Taking a major step forward in HIV research, scientists at the Lewis Katz School of Medicine at Temple University have successfully edited SIV – a virus closely related to HIV, the cause of AIDS – from the genomes of non-human primates. The breakthrough brings Temple researchers and their collaborators closer than ever to developing a cure for human HIV infection.
“We show for the first time that a single inoculation of our CRISPR gene-editing construct, carried by an adeno-associated virus, can edit out the SIV genome from infected cells in rhesus macaque monkeys,” said Kamel Khalili, PhD, Laura H. Carnell Professor and Chair of the Department of Neuroscience, Director of the Center for Neurovirology, and Director of the Comprehensive NeuroAIDS Center at the Lewis Katz School of Medicine at Temple University (LKSOM).
Dr. Khalili was a senior co-investigator on the new study, with Tricia H. Burdo, PhD, Associate Professor and Associate Chair of Education in the Department of Neuroscience at LKSOM, who is an expert on the utilization of the SIV (simian immunodeficiency virus)-infected antiretroviral therapy (ART)-treated rhesus macaque model for HIV pathogenesis and cure studies; and with Andrew G. MacLean, PhD, Associate Professor at the Tulane National Primate Research Center and the Department of Microbiology and Immunology at Tulane University School of Medicine, and Binhua Ling, PhD, Associate Professor at the Southwest National Primate Research Center, Texas Biomedical Research Institute. Dr. Ling was previously Associate Professor at the Tulane National Primate Research Center and the Department of Microbiology and Immunology at Tulane University School of Medicine. Pietro Mancuso, PhD, an Assistant Scientist in Dr. Khalili's laboratory in the Department of Neuroscience at LKSOM, was first author on the report, which was published online November 27 in the journal Nature Communications.

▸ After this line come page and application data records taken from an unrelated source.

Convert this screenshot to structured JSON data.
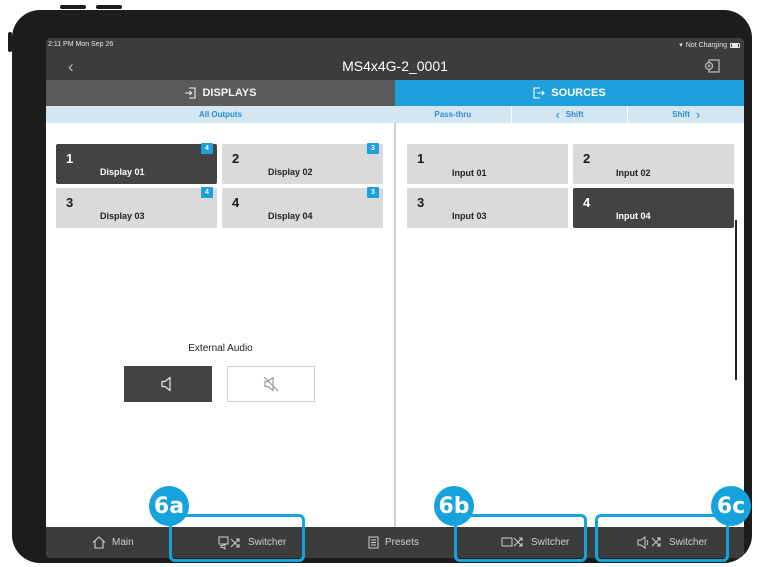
{
  "status": {
    "time": "2:11 PM  Mon Sep 26",
    "charging": "Not Charging"
  },
  "header": {
    "title": "MS4x4G-2_0001"
  },
  "tabs": {
    "displays": "DISPLAYS",
    "sources": "SOURCES"
  },
  "subbar": {
    "all_outputs": "All Outputs",
    "passthru": "Pass-thru",
    "shift_left": "Shift",
    "shift_right": "Shift"
  },
  "displays": [
    {
      "num": "1",
      "label": "Display 01",
      "badge": "4",
      "active": true
    },
    {
      "num": "2",
      "label": "Display 02",
      "badge": "3",
      "active": false
    },
    {
      "num": "3",
      "label": "Display 03",
      "badge": "4",
      "active": false
    },
    {
      "num": "4",
      "label": "Display 04",
      "badge": "3",
      "active": false
    }
  ],
  "sources": [
    {
      "num": "1",
      "label": "Input 01",
      "active": false
    },
    {
      "num": "2",
      "label": "Input 02",
      "active": false
    },
    {
      "num": "3",
      "label": "Input 03",
      "active": false
    },
    {
      "num": "4",
      "label": "Input 04",
      "active": true
    }
  ],
  "audio": {
    "label": "External Audio",
    "unmute_icon": "speaker-icon",
    "mute_icon": "speaker-muted-icon"
  },
  "nav": {
    "main": "Main",
    "av_switcher": "Switcher",
    "presets": "Presets",
    "video_switcher": "Switcher",
    "audio_switcher": "Switcher"
  },
  "callouts": {
    "a": "6a",
    "b": "6b",
    "c": "6c"
  },
  "colors": {
    "accent": "#1ea0dc",
    "callout": "#16a2dc",
    "bar": "#3c3c3c",
    "active_tile": "#434343"
  }
}
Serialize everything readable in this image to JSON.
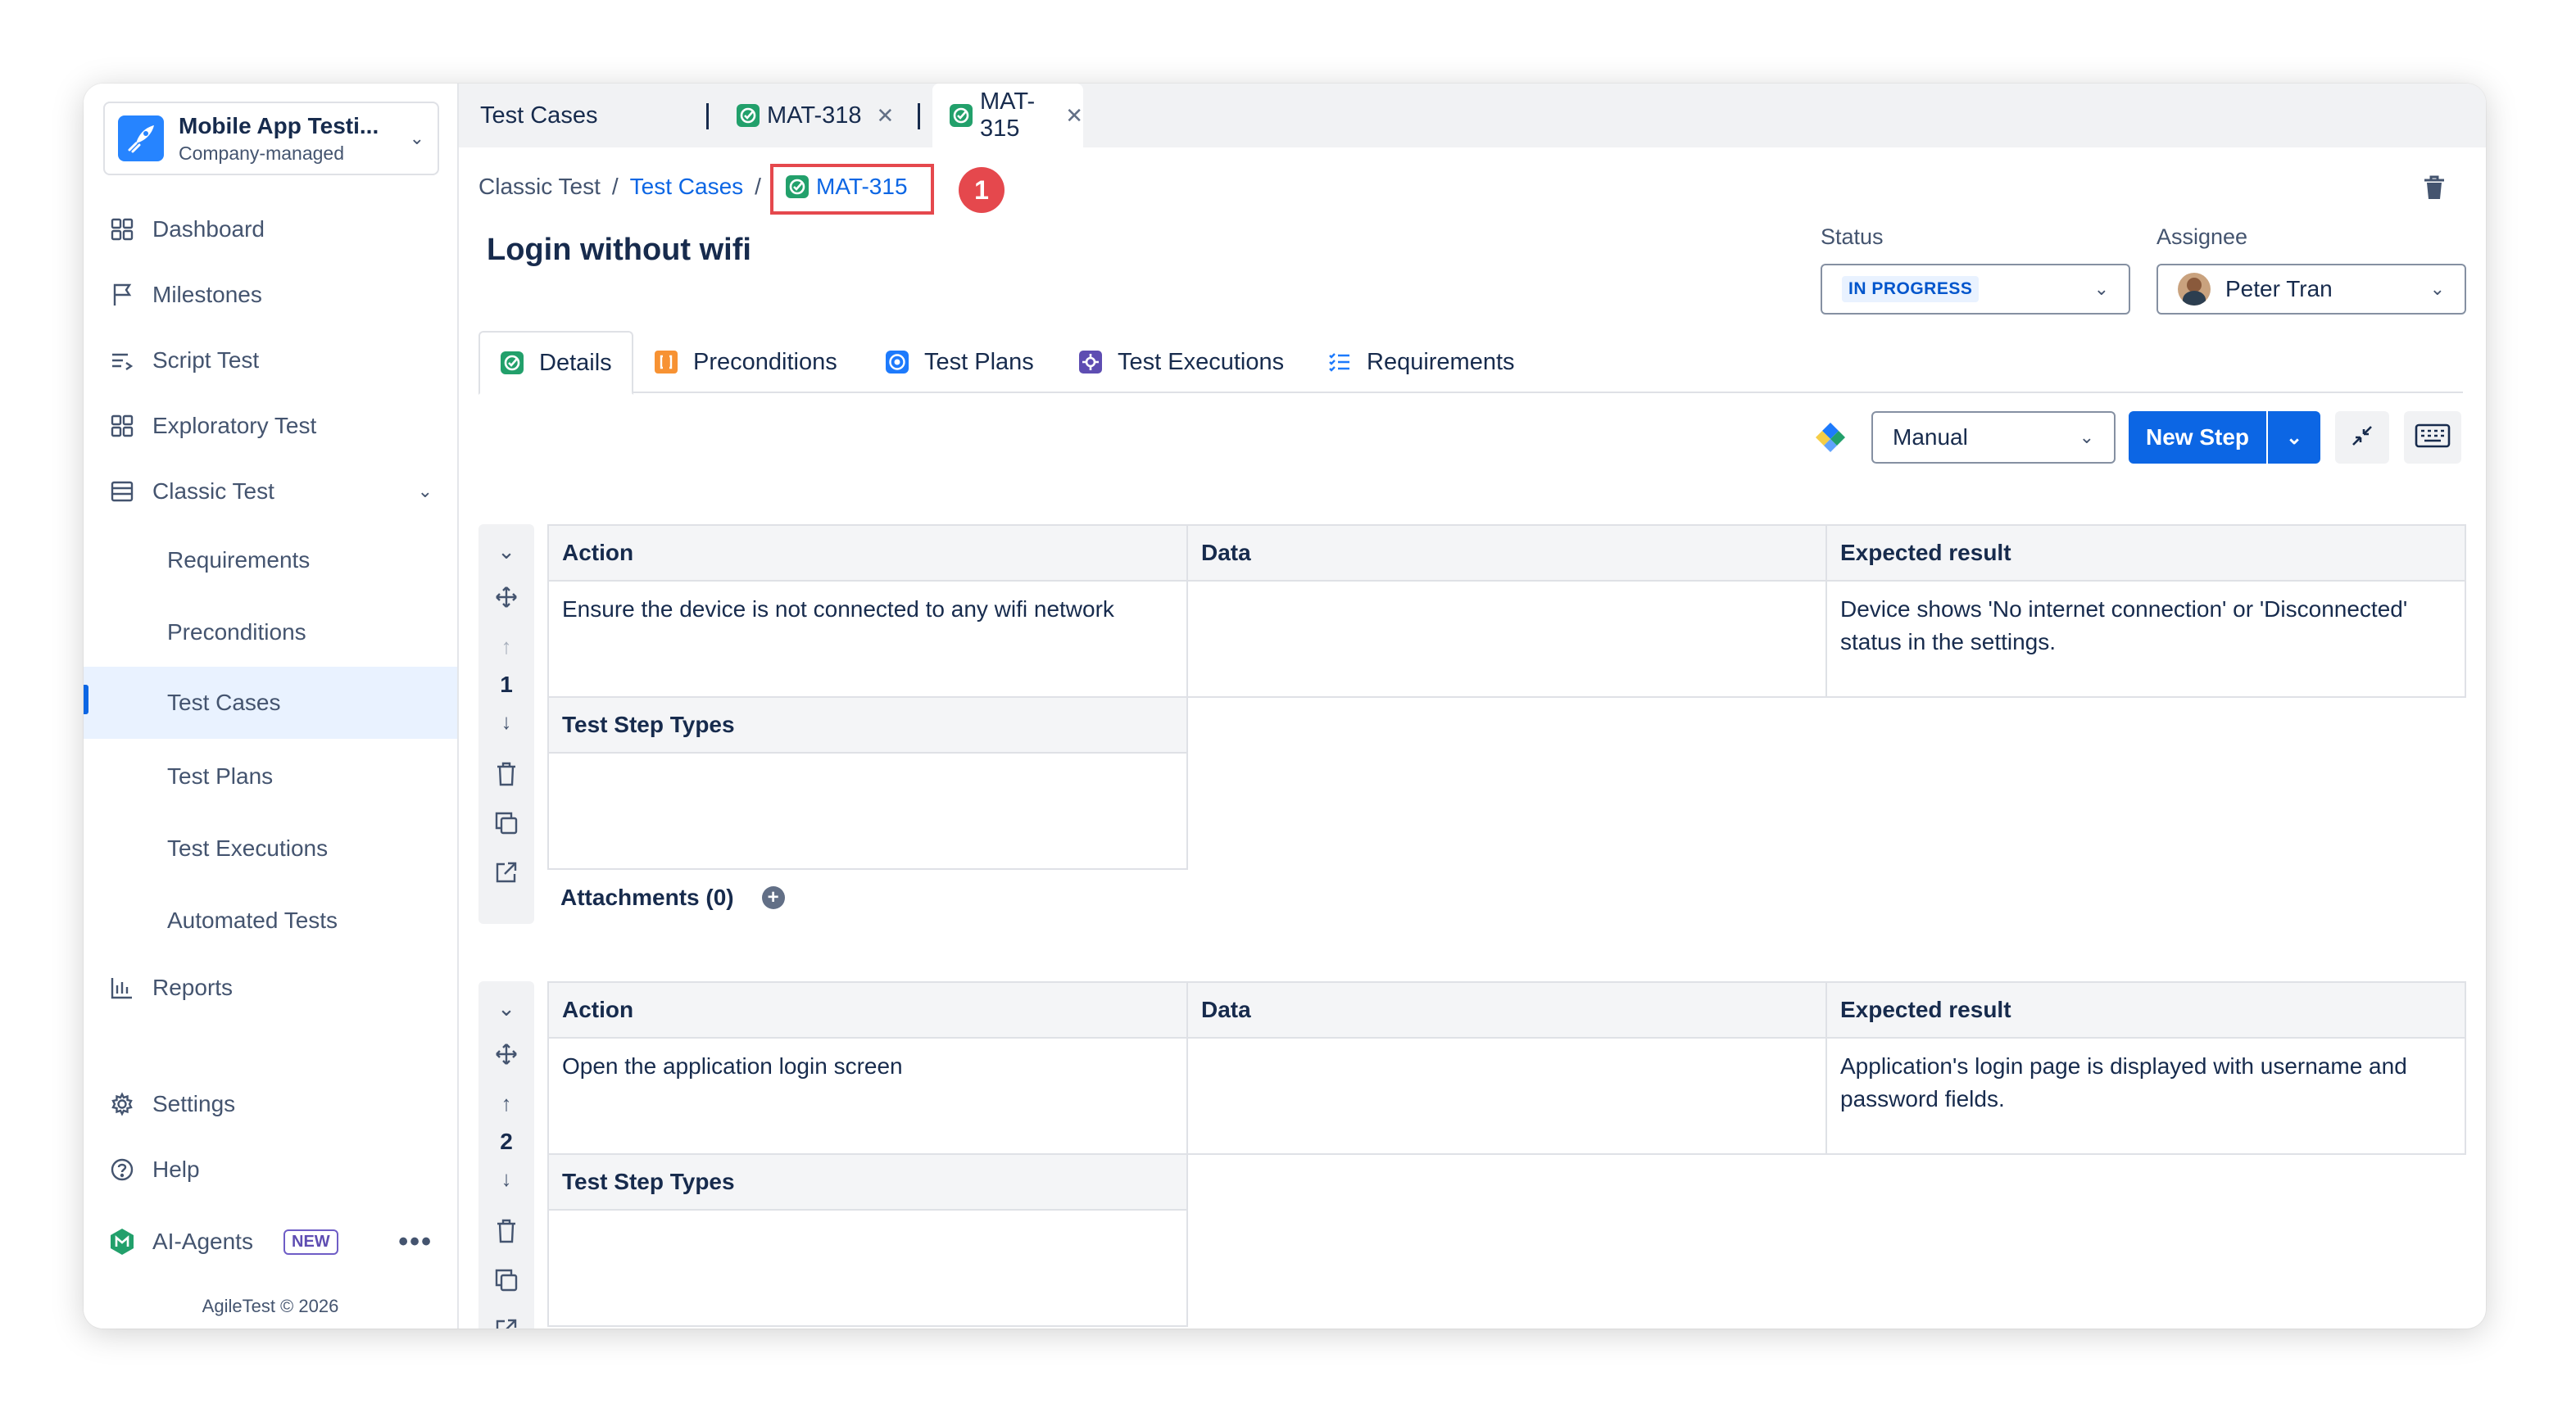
{
  "project": {
    "name": "Mobile App Testi...",
    "type": "Company-managed"
  },
  "nav": {
    "dashboard": "Dashboard",
    "milestones": "Milestones",
    "script_test": "Script Test",
    "exploratory_test": "Exploratory Test",
    "classic_test": "Classic Test",
    "requirements": "Requirements",
    "preconditions": "Preconditions",
    "test_cases": "Test Cases",
    "test_plans": "Test Plans",
    "test_executions": "Test Executions",
    "automated_tests": "Automated Tests",
    "reports": "Reports",
    "settings": "Settings",
    "help": "Help",
    "ai_agents": "AI-Agents",
    "ai_badge": "NEW",
    "footer": "AgileTest © 2026"
  },
  "tabs": [
    {
      "label": "Test Cases"
    },
    {
      "label": "MAT-318"
    },
    {
      "label": "MAT-315"
    }
  ],
  "breadcrumb": {
    "root": "Classic Test",
    "parent": "Test Cases",
    "current": "MAT-315",
    "marker": "1"
  },
  "issue": {
    "title": "Login without wifi",
    "status_label": "Status",
    "status_value": "IN PROGRESS",
    "assignee_label": "Assignee",
    "assignee_value": "Peter Tran"
  },
  "detail_tabs": [
    "Details",
    "Preconditions",
    "Test Plans",
    "Test Executions",
    "Requirements"
  ],
  "toolbar": {
    "mode": "Manual",
    "new_step": "New Step"
  },
  "table_headers": {
    "action": "Action",
    "data": "Data",
    "expected": "Expected result",
    "types": "Test Step Types"
  },
  "steps": [
    {
      "number": "1",
      "action": "Ensure the device is not connected to any wifi network",
      "data": "",
      "expected": "Device shows 'No internet connection' or 'Disconnected' status in the settings.",
      "attachments": "Attachments (0)"
    },
    {
      "number": "2",
      "action": "Open the application login screen",
      "data": "",
      "expected": "Application's login page is displayed with username and password fields."
    }
  ],
  "colors": {
    "accent": "#0c66e4",
    "marker": "#e5484d",
    "check_green": "#22a06b"
  }
}
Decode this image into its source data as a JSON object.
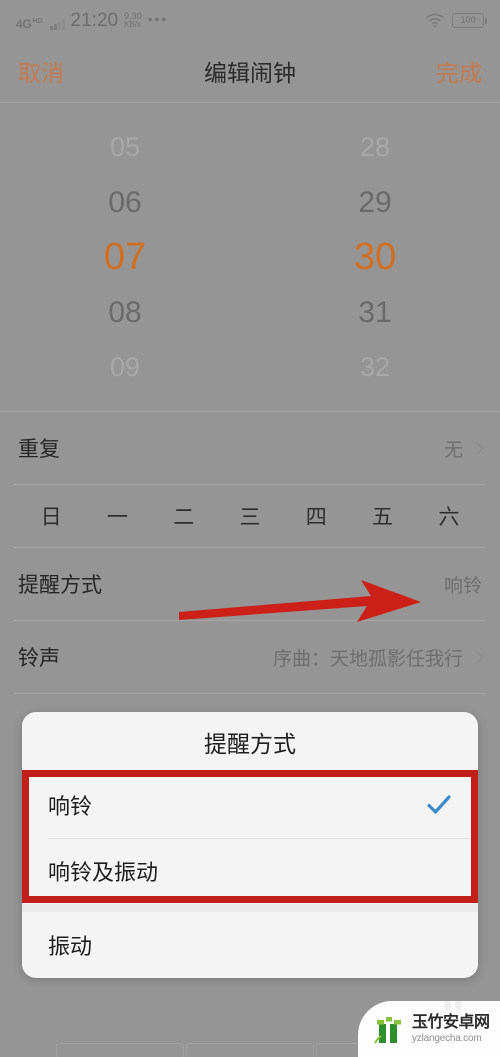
{
  "status_bar": {
    "network_type": "4G",
    "network_badge": "HD",
    "time": "21:20",
    "speed_value": "9.30",
    "speed_unit": "KB/s",
    "overflow_dots": "•••",
    "wifi_icon": "wifi-icon",
    "battery_level": "100"
  },
  "nav_bar": {
    "cancel_label": "取消",
    "title": "编辑闹钟",
    "done_label": "完成",
    "accent_color": "#c27a4e"
  },
  "time_picker": {
    "hours": [
      "05",
      "06",
      "07",
      "08",
      "09"
    ],
    "minutes": [
      "28",
      "29",
      "30",
      "31",
      "32"
    ],
    "selected_hour": "07",
    "selected_minute": "30",
    "selected_color": "#d06f22"
  },
  "settings_rows": [
    {
      "label": "重复",
      "value": "无",
      "has_chevron": true
    },
    {
      "label": "提醒方式",
      "value": "响铃",
      "has_chevron": false
    },
    {
      "label": "铃声",
      "value": "序曲：天地孤影任我行",
      "has_chevron": true
    }
  ],
  "weekdays": [
    "日",
    "一",
    "二",
    "三",
    "四",
    "五",
    "六"
  ],
  "dialog": {
    "title": "提醒方式",
    "options": [
      {
        "label": "响铃",
        "selected": true
      },
      {
        "label": "响铃及振动",
        "selected": false
      },
      {
        "label": "振动",
        "selected": false
      }
    ],
    "check_color": "#3d8dcc",
    "background": "#f4f4f4"
  },
  "annotations": {
    "arrow_color": "#cc2018",
    "box_color": "#c1201a",
    "arrow_name": "red-pointer-arrow",
    "box_name": "red-highlight-box"
  },
  "watermark": {
    "site_name_cn": "玉竹安卓网",
    "site_url": "yzlangecha.com",
    "logo_color": "#4ca02c"
  }
}
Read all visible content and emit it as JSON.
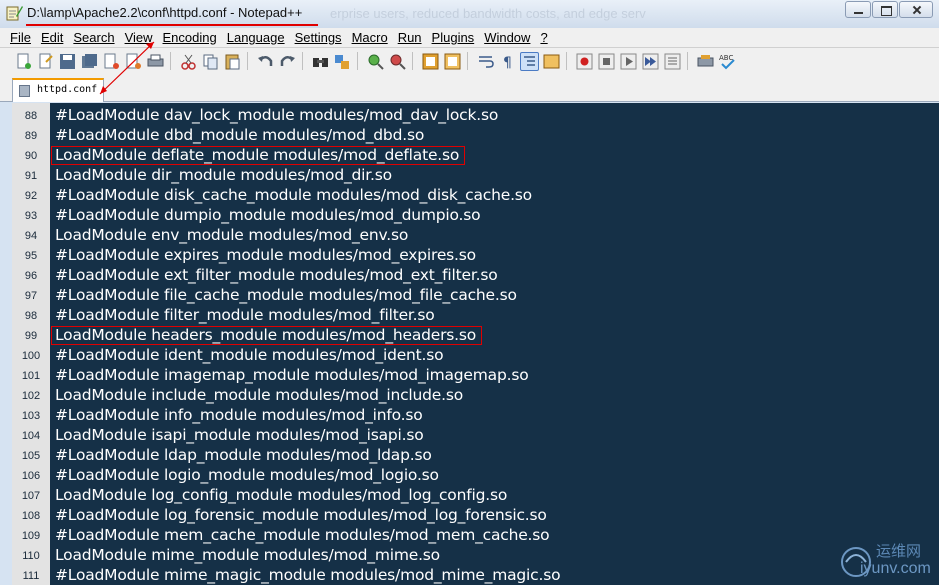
{
  "window": {
    "title": "D:\\lamp\\Apache2.2\\conf\\httpd.conf - Notepad++",
    "ghost_text": "erprise users, reduced bandwidth costs, and edge serv"
  },
  "menu": [
    "File",
    "Edit",
    "Search",
    "View",
    "Encoding",
    "Language",
    "Settings",
    "Macro",
    "Run",
    "Plugins",
    "Window",
    "?"
  ],
  "toolbar_icons": [
    "new-file-icon",
    "open-file-icon",
    "save-icon",
    "save-all-icon",
    "close-icon",
    "close-all-icon",
    "print-icon",
    "cut-icon",
    "copy-icon",
    "paste-icon",
    "undo-icon",
    "redo-icon",
    "find-icon",
    "replace-icon",
    "zoom-in-icon",
    "zoom-out-icon",
    "sync-vertical-icon",
    "sync-horizontal-icon",
    "word-wrap-icon",
    "show-all-chars-icon",
    "indent-guide-icon",
    "doc-map-icon",
    "record-macro-icon",
    "stop-macro-icon",
    "play-macro-icon",
    "run-macro-multiple-icon",
    "save-macro-icon",
    "launch-browser-icon",
    "spell-check-icon"
  ],
  "tab": {
    "label": "httpd.conf"
  },
  "lines": [
    {
      "no": "88",
      "text": "#LoadModule dav_lock_module modules/mod_dav_lock.so"
    },
    {
      "no": "89",
      "text": "#LoadModule dbd_module modules/mod_dbd.so"
    },
    {
      "no": "90",
      "text": "LoadModule deflate_module modules/mod_deflate.so",
      "highlighted": true
    },
    {
      "no": "91",
      "text": "LoadModule dir_module modules/mod_dir.so"
    },
    {
      "no": "92",
      "text": "#LoadModule disk_cache_module modules/mod_disk_cache.so"
    },
    {
      "no": "93",
      "text": "#LoadModule dumpio_module modules/mod_dumpio.so"
    },
    {
      "no": "94",
      "text": "LoadModule env_module modules/mod_env.so"
    },
    {
      "no": "95",
      "text": "#LoadModule expires_module modules/mod_expires.so"
    },
    {
      "no": "96",
      "text": "#LoadModule ext_filter_module modules/mod_ext_filter.so"
    },
    {
      "no": "97",
      "text": "#LoadModule file_cache_module modules/mod_file_cache.so"
    },
    {
      "no": "98",
      "text": "#LoadModule filter_module modules/mod_filter.so"
    },
    {
      "no": "99",
      "text": "LoadModule headers_module modules/mod_headers.so",
      "highlighted": true
    },
    {
      "no": "100",
      "text": "#LoadModule ident_module modules/mod_ident.so"
    },
    {
      "no": "101",
      "text": "#LoadModule imagemap_module modules/mod_imagemap.so"
    },
    {
      "no": "102",
      "text": "LoadModule include_module modules/mod_include.so"
    },
    {
      "no": "103",
      "text": "#LoadModule info_module modules/mod_info.so"
    },
    {
      "no": "104",
      "text": "LoadModule isapi_module modules/mod_isapi.so"
    },
    {
      "no": "105",
      "text": "#LoadModule ldap_module modules/mod_ldap.so"
    },
    {
      "no": "106",
      "text": "#LoadModule logio_module modules/mod_logio.so"
    },
    {
      "no": "107",
      "text": "LoadModule log_config_module modules/mod_log_config.so"
    },
    {
      "no": "108",
      "text": "#LoadModule log_forensic_module modules/mod_log_forensic.so"
    },
    {
      "no": "109",
      "text": "#LoadModule mem_cache_module modules/mod_mem_cache.so"
    },
    {
      "no": "110",
      "text": "LoadModule mime_module modules/mod_mime.so"
    },
    {
      "no": "111",
      "text": "#LoadModule mime_magic_module modules/mod_mime_magic.so"
    }
  ],
  "watermark": {
    "cn": "运维网",
    "en": "iyunv.com"
  },
  "colors": {
    "editor_bg": "#153047",
    "highlight": "#e00000",
    "tab_accent": "#f39b00"
  }
}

Of particular significance, the new work shows that the gene-editing construct developed by Dr. Khalili's team can reach infected cells and tissues known to be viral reservoirs for SIV and HIV. These reservoirs, which are cells and tissues where the viruses integrate into host DNA and hide away for years, are a major barrier to curing infection. SIV or HIV in these reservoirs lies beyond the reach of ART, which suppresses viral replication and clears the virus from the blood. As soon as ART is stopped, the viruses emerge from their reservoirs and renew replication.
In non-human primates, SIV behaves very much like HIV. “The SIV-infected rhesus macaque model studied in Dr. Burdo's lab is an ideal large animal model for recapitulating HIV infection in humans,” explained Dr. Khalili.